While there seems to be a connection between low levels of vitamin D and bipolar disorder, vitamin D supplementation did not appear to improve bipolar depression among participants with low levels of vitamin D, according to a study published in December 2017 in the Journal of Psychiatric Research.
Chawla points out that many participants in the study remained vitamin D deficient until the end of the trial period. This could mean that there was more benefit if participants’ vitamin D deficiency was properly treated.
Additionally, a meta-analysis published in the journal Nutrition found vitamin D provided no significant benefit for depression. It’s not clear whether the findings apply to bipolar depression as well as unipolar depression.
The bottom line Although there’s not enough evidence to show that vitamin D supplementation can improve bipolar symptoms, many individuals with bipolar disorder have a vitamin D deficiency. You can make sure you’re getting enough vitamin D by spending a few minutes outside in the sun each day, eating more vitamin D–rich foods (such as salmon, tuna, mushrooms, and egg yolks), or taking a dietary supplement with your doctor’s guidance.
5. Coenzyme Q10 (CoQ10)
What it is Coenzyme Q10 (CoQ10) is an antioxidant that helps keep the cells in your body healthy, according to the Mayo Clinic.
The evidence Two hundred mg of CoQ10 per day, taken alongside standard mood stabilizers and antidepressant medication, was better than placebo at reducing bipolar depression over eight weeks, according to a study published in the October 2018 Journal of Clinical Psychopharmacology.

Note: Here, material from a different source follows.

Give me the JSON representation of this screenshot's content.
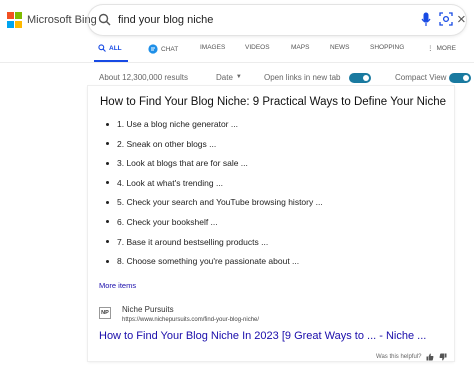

The study authors theorized that CoQ10 may benefit bipolar depression because of its antioxidant and anti-inflammatory properties. Previous research has shown that inflammation may play a role in the development of bipolar depression, they noted.
The bottom line While this study had positive results, future and larger studies are still needed to confirm whether CoQ10 is effective for bipolar symptoms.
What it is Magnesium is a mineral that the body needs to keep your muscles, bones, nerves, blood pressure, and blood sugar levels healthy, according to the NIH Office of Dietary Supplements.
The evidence Limited research has suggested that magnesium levels in the body may play a role in regulating mood. Magnesium supplementation may improve symptoms among people with depression, according to a systematic review of 32 studies of magnesium and mental health conditions, published in June 2020 in the journal Nutrients.
But it’s not clear whether magnesium supplements could be as helpful for bipolar depression as they could be for unipolar depression.
The bottom line There’s no strong evidence to show that magnesium improves bipolar symptoms. On the other hand, Rakofsky says magnesium may be helpful for insomnia, which can precipitate mania or signal the start of a manic episode.
What it is Melatonin is a hormone the brain makes in response to darkness, according to the NIH.
The evidence While melatonin may not target bipolar symptoms directly, the supplement is known to help with sleep, which is important for preventing mood episodes among people with bipolar disorder. Approximately 80 percent of individuals whose bipolar disorder is in remission still have sleep problems, according to a review published in August 2017 in Encéphale.
“Patients with bipolar disorder have been shown to have a later release of their own melatonin, so taking a supplement may help bring on tiredness earlier in the evening,” says Rakofsky.
Melatonin supplements in conjunction with the usual treatments for bipolar disorder appear to be helpful for managing sleep issues among people with the condition, a review published in Current Pharmaceutical Design found. Additional research is needed to confirm their effectiveness for this purpose.
The bottom line Melatonin may help some people with bipolar disorder sleep better, which in turn promotes mood stability and helps prevent future mood episodes. If you’re interested in taking a melatonin supplement, talk to your doctor to find out the right dose for you.